The 2014 Carlton Complex Fire in Washington is one of several past large wildfires being studied to determine how fuel treatment programs and past wildfires affect the spread and severity of wildfires. Photo courtesy of Adam Cohen.
The 2014 Carlton Complex Fire in north-central Washington was a “megafire.” It burned 167,000 acres within 24 hours, driven by strong warm winds through a drought-ridden landscape. By examining burn severity within the footprints of past fuel reduction treatments and prior wildfires, scientists are identifying how strategic placement of fuel treatments in fire-prone landscapes may contribute to resilient landscapes.
Megafires are exceptionally large wildland fires that burn more than 100,000 acres. They have become more common in recent years, and some have questioned whether prior fuel-reduction treatments make a difference when extreme fire weather conditions are fanning an uncontrollable wildfire.

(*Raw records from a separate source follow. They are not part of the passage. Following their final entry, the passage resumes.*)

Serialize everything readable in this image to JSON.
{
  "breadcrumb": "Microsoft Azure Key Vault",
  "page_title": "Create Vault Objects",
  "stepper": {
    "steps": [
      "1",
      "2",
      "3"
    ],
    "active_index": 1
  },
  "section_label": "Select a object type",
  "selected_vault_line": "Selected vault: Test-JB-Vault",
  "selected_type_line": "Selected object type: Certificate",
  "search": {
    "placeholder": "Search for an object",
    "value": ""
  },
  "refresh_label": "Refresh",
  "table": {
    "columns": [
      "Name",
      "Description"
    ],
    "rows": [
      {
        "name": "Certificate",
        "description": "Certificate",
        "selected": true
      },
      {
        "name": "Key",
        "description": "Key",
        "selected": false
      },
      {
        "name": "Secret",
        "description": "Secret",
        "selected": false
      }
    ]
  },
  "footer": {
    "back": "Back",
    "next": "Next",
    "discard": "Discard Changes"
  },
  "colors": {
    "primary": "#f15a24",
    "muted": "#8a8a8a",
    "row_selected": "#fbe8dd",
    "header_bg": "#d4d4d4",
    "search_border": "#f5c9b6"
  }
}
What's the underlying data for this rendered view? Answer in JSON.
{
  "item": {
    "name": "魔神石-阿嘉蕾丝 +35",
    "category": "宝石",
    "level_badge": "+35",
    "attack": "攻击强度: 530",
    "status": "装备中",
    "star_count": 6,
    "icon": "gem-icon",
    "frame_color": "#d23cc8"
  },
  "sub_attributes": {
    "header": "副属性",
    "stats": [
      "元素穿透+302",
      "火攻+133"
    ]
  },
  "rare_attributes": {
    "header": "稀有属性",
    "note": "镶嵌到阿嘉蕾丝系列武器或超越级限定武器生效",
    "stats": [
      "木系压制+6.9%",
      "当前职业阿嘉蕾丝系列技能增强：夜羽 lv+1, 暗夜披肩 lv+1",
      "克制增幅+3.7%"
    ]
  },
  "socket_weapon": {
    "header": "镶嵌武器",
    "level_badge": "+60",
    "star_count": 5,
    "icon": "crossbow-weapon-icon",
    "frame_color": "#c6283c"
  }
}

Scientists with the Pacific Northwest Research Station and their colleagues are conducting a series of studies that examine how past wildfire and fuel reduction treatments influenced fire severity during the 2014 Carlton Complex Fire. These studies were designed to inform the implementation of the National Cohesive Wildland Fire Management Strategy.
Key findings to date provide useful information to land managers wanting to prioritize the type and strategic placement of fuel treatments to optimize their effectiveness in dry forest management:
Related article: Prichard, S.J.; Povak, N.A.; Kennedy, M.C.; Peterson, D.W. 2020. Fuel treatment effectiveness in the context of landform, vegetation and large, wind-driven wildfire events. Ecological Applications. https://doi.org/10.1002/eap.2104.